To achieve cost efficiency, our team built a cost attribution dashboard based on AWS cost allocation tags. We enforced tagging with the above abstraction layer and had clear cost attribution for all AWS Glue jobs down to the team level. This enabled us to track down less optimized jobs and work with job owners to implement best practices with impact-based priority. One common misconfiguration we found was sizing of AWS Glue jobs. With data democratization, many users lacked the knowledge to right-size their AWS Glue jobs. The AWS team introduced AWS Glue auto scaling to us as a solution. With AWS Glue Auto Scaling, we no longer needed to plan AWS Glue Spark cluster capacity in advance. We could just set the maximum number of workers and run the jobs. AWS Glue monitors the Spark application execution, and allocates more worker nodes to the cluster in near-real time after Spark requests more executors based on our workload requirements. We noticed a 30–45% cost saving across our AWS Glue Jobs once we turned on Auto Scaling.
In this post, we showed you how Chime’s Streaming 2.0 system allows us to ingest events and make them available to the decision platform just seconds after they are emitted from other services. This enables us to write better risk policies, provide fresher data for our machine learning models, and protect our members from unauthorized transactions on their accounts.

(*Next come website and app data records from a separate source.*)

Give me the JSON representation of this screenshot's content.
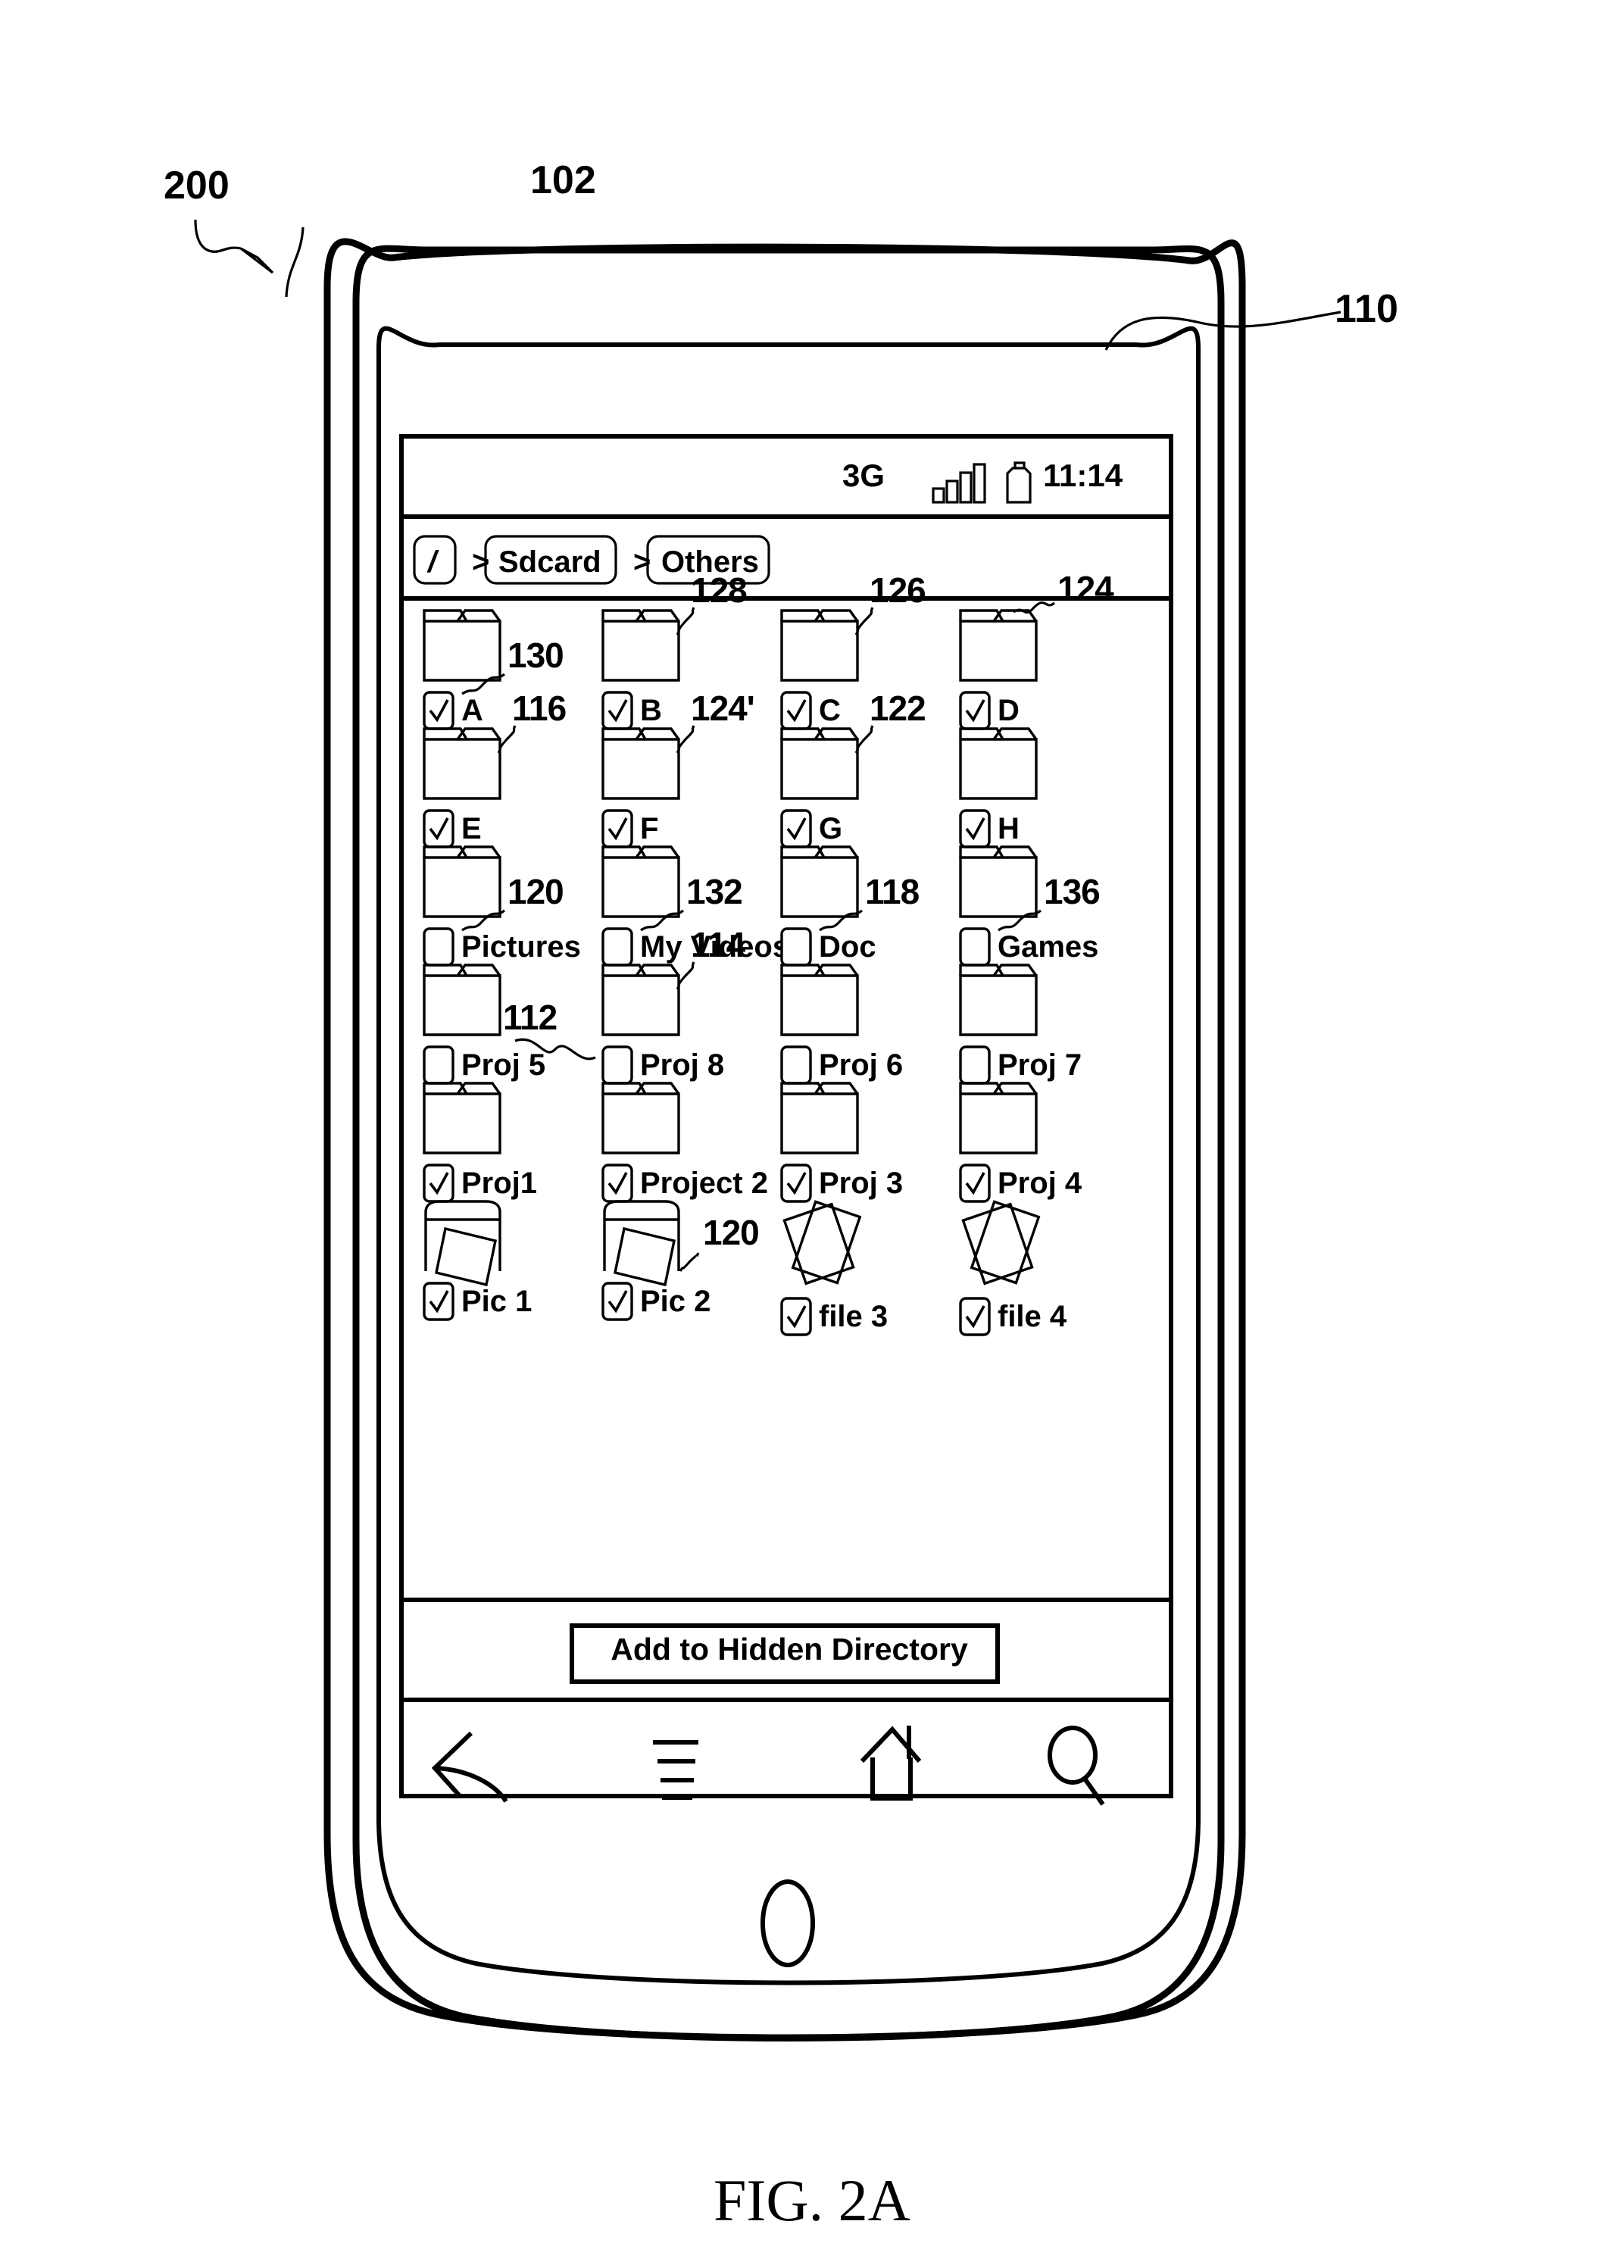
{
  "figure": {
    "caption": "FIG. 2A",
    "device_ref": "200",
    "refs": {
      "body": "102",
      "bezel": "110"
    }
  },
  "status_bar": {
    "network": "3G",
    "signal_icon": "signal-bars-icon",
    "battery_icon": "battery-icon",
    "time": "11:14"
  },
  "breadcrumb": {
    "separator": ">",
    "items": [
      {
        "label": "/"
      },
      {
        "label": "Sdcard"
      },
      {
        "label": "Others"
      }
    ]
  },
  "grid": {
    "rows": [
      {
        "items": [
          {
            "label": "A",
            "icon": "folder-icon",
            "checked": true,
            "ref": "130",
            "ref_pos": "right-of-icon-low"
          },
          {
            "label": "B",
            "icon": "folder-icon",
            "checked": true,
            "ref": "128",
            "ref_pos": "above-right"
          },
          {
            "label": "C",
            "icon": "folder-icon",
            "checked": true,
            "ref": "126",
            "ref_pos": "above-right"
          },
          {
            "label": "D",
            "icon": "folder-icon",
            "checked": true,
            "ref": "124",
            "ref_pos": "above-right-short"
          }
        ]
      },
      {
        "items": [
          {
            "label": "E",
            "icon": "folder-icon",
            "checked": true,
            "ref": "116",
            "ref_pos": "above-right"
          },
          {
            "label": "F",
            "icon": "folder-icon",
            "checked": true,
            "ref": "124'",
            "ref_pos": "above-right"
          },
          {
            "label": "G",
            "icon": "folder-icon",
            "checked": true,
            "ref": "122",
            "ref_pos": "above-right"
          },
          {
            "label": "H",
            "icon": "folder-icon",
            "checked": true,
            "ref": null,
            "ref_pos": null
          }
        ]
      },
      {
        "items": [
          {
            "label": "Pictures",
            "icon": "folder-icon",
            "checked": false,
            "ref": "120",
            "ref_pos": "right-of-icon-low"
          },
          {
            "label": "My Videos",
            "icon": "folder-icon",
            "checked": false,
            "ref": "132",
            "ref_pos": "right-of-icon-low"
          },
          {
            "label": "Doc",
            "icon": "folder-icon",
            "checked": false,
            "ref": "118",
            "ref_pos": "right-of-icon-low"
          },
          {
            "label": "Games",
            "icon": "folder-icon",
            "checked": false,
            "ref": "136",
            "ref_pos": "right-of-icon-low"
          }
        ]
      },
      {
        "items": [
          {
            "label": "Proj 5",
            "icon": "folder-icon",
            "checked": false,
            "ref": "112",
            "ref_pos": "right-to-next-checkbox"
          },
          {
            "label": "Proj 8",
            "icon": "folder-icon",
            "checked": false,
            "ref": "114",
            "ref_pos": "above-right"
          },
          {
            "label": "Proj 6",
            "icon": "folder-icon",
            "checked": false,
            "ref": null,
            "ref_pos": null
          },
          {
            "label": "Proj 7",
            "icon": "folder-icon",
            "checked": false,
            "ref": null,
            "ref_pos": null
          }
        ]
      },
      {
        "items": [
          {
            "label": "Proj1",
            "icon": "folder-icon",
            "checked": true,
            "ref": null,
            "ref_pos": null
          },
          {
            "label": "Project 2",
            "icon": "folder-icon",
            "checked": true,
            "ref": null,
            "ref_pos": null
          },
          {
            "label": "Proj 3",
            "icon": "folder-icon",
            "checked": true,
            "ref": null,
            "ref_pos": null
          },
          {
            "label": "Proj 4",
            "icon": "folder-icon",
            "checked": true,
            "ref": null,
            "ref_pos": null
          }
        ]
      },
      {
        "items": [
          {
            "label": "Pic 1",
            "icon": "photo-album-icon",
            "checked": true,
            "ref": null,
            "ref_pos": null
          },
          {
            "label": "Pic 2",
            "icon": "photo-album-icon",
            "checked": true,
            "ref": "120",
            "ref_pos": "right-of-icon-mid"
          },
          {
            "label": "file 3",
            "icon": "stacked-papers-icon",
            "checked": true,
            "ref": null,
            "ref_pos": null
          },
          {
            "label": "file 4",
            "icon": "stacked-papers-icon",
            "checked": true,
            "ref": null,
            "ref_pos": null
          }
        ]
      }
    ]
  },
  "action_bar": {
    "button_label": "Add to Hidden Directory"
  },
  "nav_bar": {
    "buttons": [
      {
        "icon": "back-arrow-icon"
      },
      {
        "icon": "menu-icon"
      },
      {
        "icon": "home-icon"
      },
      {
        "icon": "search-icon"
      }
    ]
  },
  "home_button": {
    "icon": "home-hardware-button"
  },
  "colors": {
    "stroke": "#000000",
    "background": "#ffffff"
  }
}
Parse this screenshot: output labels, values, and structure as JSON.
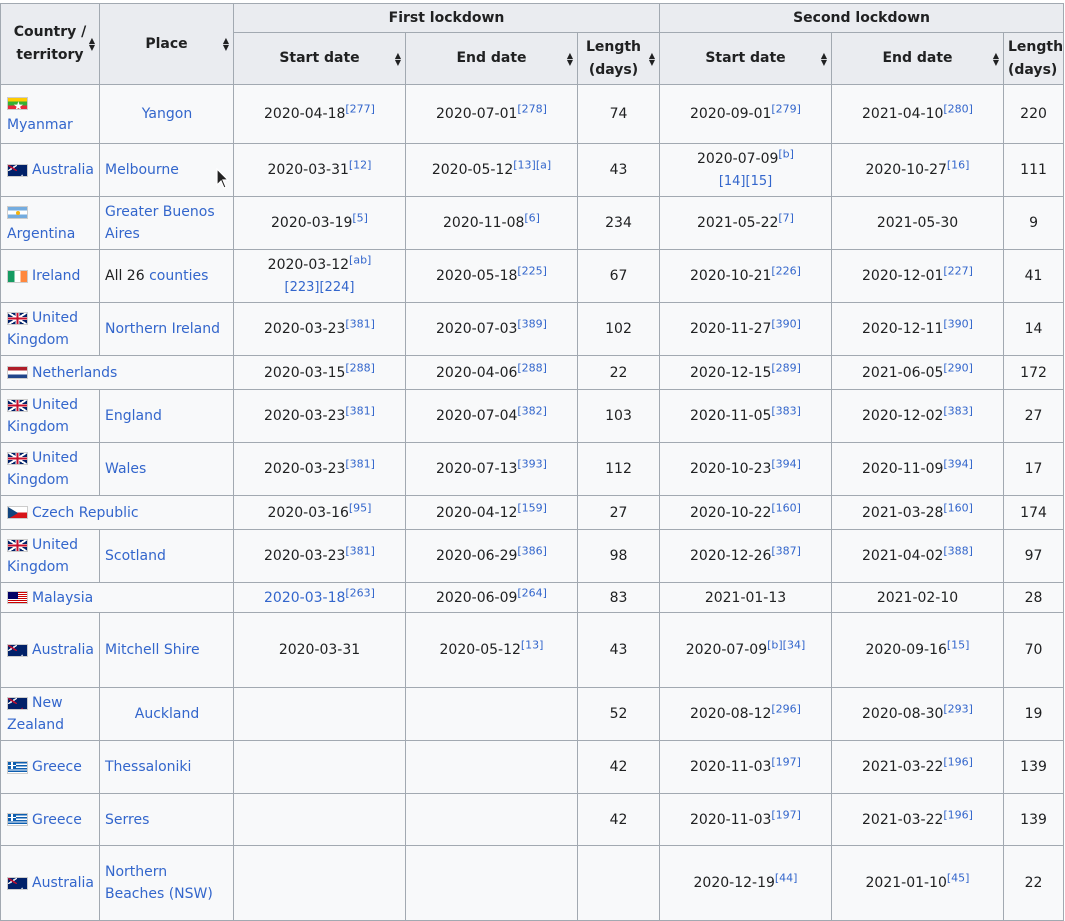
{
  "headers": {
    "country": "Country / territory",
    "place": "Place",
    "first_lockdown": "First lockdown",
    "second_lockdown": "Second lockdown",
    "start_date": "Start date",
    "end_date": "End date",
    "length": "Length (days)",
    "length_cut": "Length (days)"
  },
  "rows": [
    {
      "country": "Myanmar",
      "flag": "mm",
      "place": "Yangon",
      "place_center": true,
      "place_link": true,
      "s1": "2020-04-18",
      "s1_ref": "[277]",
      "e1": "2020-07-01",
      "e1_ref": "[278]",
      "l1": "74",
      "s2": "2020-09-01",
      "s2_ref": "[279]",
      "e2": "2021-04-10",
      "e2_ref": "[280]",
      "l2": "220"
    },
    {
      "country": "Australia",
      "flag": "au",
      "place": "Melbourne",
      "place_link": true,
      "s1": "2020-03-31",
      "s1_ref": "[12]",
      "e1": "2020-05-12",
      "e1_ref": "[13][a]",
      "l1": "43",
      "s2": "2020-07-09",
      "s2_ref": "[b]",
      "s2_ref2": "[14][15]",
      "e2": "2020-10-27",
      "e2_ref": "[16]",
      "l2": "111"
    },
    {
      "country": "Argentina",
      "flag": "ar",
      "place": "Greater Buenos Aires",
      "place_link": true,
      "s1": "2020-03-19",
      "s1_ref": "[5]",
      "e1": "2020-11-08",
      "e1_ref": "[6]",
      "l1": "234",
      "s2": "2021-05-22",
      "s2_ref": "[7]",
      "e2": "2021-05-30",
      "e2_ref": "",
      "l2": "9"
    },
    {
      "country": "Ireland",
      "flag": "ie",
      "place_prefix": "All 26 ",
      "place": "counties",
      "place_link": true,
      "s1": "2020-03-12",
      "s1_ref": "[ab]",
      "s1_ref2": "[223][224]",
      "e1": "2020-05-18",
      "e1_ref": "[225]",
      "l1": "67",
      "s2": "2020-10-21",
      "s2_ref": "[226]",
      "e2": "2020-12-01",
      "e2_ref": "[227]",
      "l2": "41"
    },
    {
      "country": "United Kingdom",
      "flag": "uk",
      "place": "Northern Ireland",
      "place_link": true,
      "s1": "2020-03-23",
      "s1_ref": "[381]",
      "e1": "2020-07-03",
      "e1_ref": "[389]",
      "l1": "102",
      "s2": "2020-11-27",
      "s2_ref": "[390]",
      "e2": "2020-12-11",
      "e2_ref": "[390]",
      "l2": "14"
    },
    {
      "country": "Netherlands",
      "flag": "nl",
      "place": "",
      "colspan": true,
      "s1": "2020-03-15",
      "s1_ref": "[288]",
      "e1": "2020-04-06",
      "e1_ref": "[288]",
      "l1": "22",
      "s2": "2020-12-15",
      "s2_ref": "[289]",
      "e2": "2021-06-05",
      "e2_ref": "[290]",
      "l2": "172"
    },
    {
      "country": "United Kingdom",
      "flag": "uk",
      "place": "England",
      "place_link": true,
      "s1": "2020-03-23",
      "s1_ref": "[381]",
      "e1": "2020-07-04",
      "e1_ref": "[382]",
      "l1": "103",
      "s2": "2020-11-05",
      "s2_ref": "[383]",
      "e2": "2020-12-02",
      "e2_ref": "[383]",
      "l2": "27"
    },
    {
      "country": "United Kingdom",
      "flag": "uk",
      "place": "Wales",
      "place_link": true,
      "s1": "2020-03-23",
      "s1_ref": "[381]",
      "e1": "2020-07-13",
      "e1_ref": "[393]",
      "l1": "112",
      "s2": "2020-10-23",
      "s2_ref": "[394]",
      "e2": "2020-11-09",
      "e2_ref": "[394]",
      "l2": "17"
    },
    {
      "country": "Czech Republic",
      "flag": "cz",
      "place": "",
      "colspan": true,
      "s1": "2020-03-16",
      "s1_ref": "[95]",
      "e1": "2020-04-12",
      "e1_ref": "[159]",
      "l1": "27",
      "s2": "2020-10-22",
      "s2_ref": "[160]",
      "e2": "2021-03-28",
      "e2_ref": "[160]",
      "l2": "174"
    },
    {
      "country": "United Kingdom",
      "flag": "uk",
      "place": "Scotland",
      "place_link": true,
      "s1": "2020-03-23",
      "s1_ref": "[381]",
      "e1": "2020-06-29",
      "e1_ref": "[386]",
      "l1": "98",
      "s2": "2020-12-26",
      "s2_ref": "[387]",
      "e2": "2021-04-02",
      "e2_ref": "[388]",
      "l2": "97"
    },
    {
      "country": "Malaysia",
      "flag": "my",
      "place": "",
      "colspan": true,
      "s1": "2020-03-18",
      "s1_link": true,
      "s1_ref": "[263]",
      "e1": "2020-06-09",
      "e1_ref": "[264]",
      "l1": "83",
      "s2": "2021-01-13",
      "s2_ref": "",
      "e2": "2021-02-10",
      "e2_ref": "",
      "l2": "28"
    },
    {
      "country": "Australia",
      "flag": "au",
      "place": "Mitchell Shire",
      "place_link": true,
      "s1": "2020-03-31",
      "s1_ref": "",
      "e1": "2020-05-12",
      "e1_ref": "[13]",
      "l1": "43",
      "s2": "2020-07-09",
      "s2_ref": "[b][34]",
      "e2": "2020-09-16",
      "e2_ref": "[15]",
      "l2": "70"
    },
    {
      "country": "New Zealand",
      "flag": "nz",
      "place": "Auckland",
      "place_center": true,
      "place_link": true,
      "s1": "",
      "s1_ref": "",
      "e1": "",
      "e1_ref": "",
      "l1": "52",
      "s2": "2020-08-12",
      "s2_ref": "[296]",
      "e2": "2020-08-30",
      "e2_ref": "[293]",
      "l2": "19"
    },
    {
      "country": "Greece",
      "flag": "gr",
      "place": "Thessaloniki",
      "place_link": true,
      "s1": "",
      "s1_ref": "",
      "e1": "",
      "e1_ref": "",
      "l1": "42",
      "s2": "2020-11-03",
      "s2_ref": "[197]",
      "e2": "2021-03-22",
      "e2_ref": "[196]",
      "l2": "139"
    },
    {
      "country": "Greece",
      "flag": "gr",
      "place": "Serres",
      "place_link": true,
      "s1": "",
      "s1_ref": "",
      "e1": "",
      "e1_ref": "",
      "l1": "42",
      "s2": "2020-11-03",
      "s2_ref": "[197]",
      "e2": "2021-03-22",
      "e2_ref": "[196]",
      "l2": "139"
    },
    {
      "country": "Australia",
      "flag": "au",
      "place": "Northern Beaches (NSW)",
      "place_link": true,
      "s1": "",
      "s1_ref": "",
      "e1": "",
      "e1_ref": "",
      "l1": "",
      "s2": "2020-12-19",
      "s2_ref": "[44]",
      "e2": "2021-01-10",
      "e2_ref": "[45]",
      "l2": "22"
    }
  ]
}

Over 500 developers in Chime are using this streaming pipeline and we ingest more than 1 million events per second. We follow the sizing and scaling process from the AWS Glue streaming ETL jobs best practices blog and land on a 1:1 mapping between Kinesis Shard and vCPU core. The end-to-end latency is less than 15 seconds, and it improves the model score calculation speed by 1200% compared to legacy implementation. This system has proven to be reliable, performant, and cost-effective at scale.
We hope this post will inspire your organization to build a real-time analytics platform using serverless technologies to accelerate your business goals.
About the Authors
Khandu Shinde is a Staff Engineer focused on Big Data Platforms and Solutions for Chime. He helps to make the platform scalable for Chime’s business needs with architectural direction and vision. He’s based in San Francisco where he plays cricket and watches movies.
Edward Paget is a Software Engineer working on building Chime’s capabilities to mitigate risk to ensure our members’ financial peace of mind. He enjoys being at the intersection of big data and programming language theory. He’s based in Chicago where he spends his time running along the lake shore.
Dylan Qu is a Specialist Solutions Architect focused on Big Data & Analytics with Amazon Web Services. He helps customers architect and build highly scalable, performant, and secure cloud-based solutions on AWS.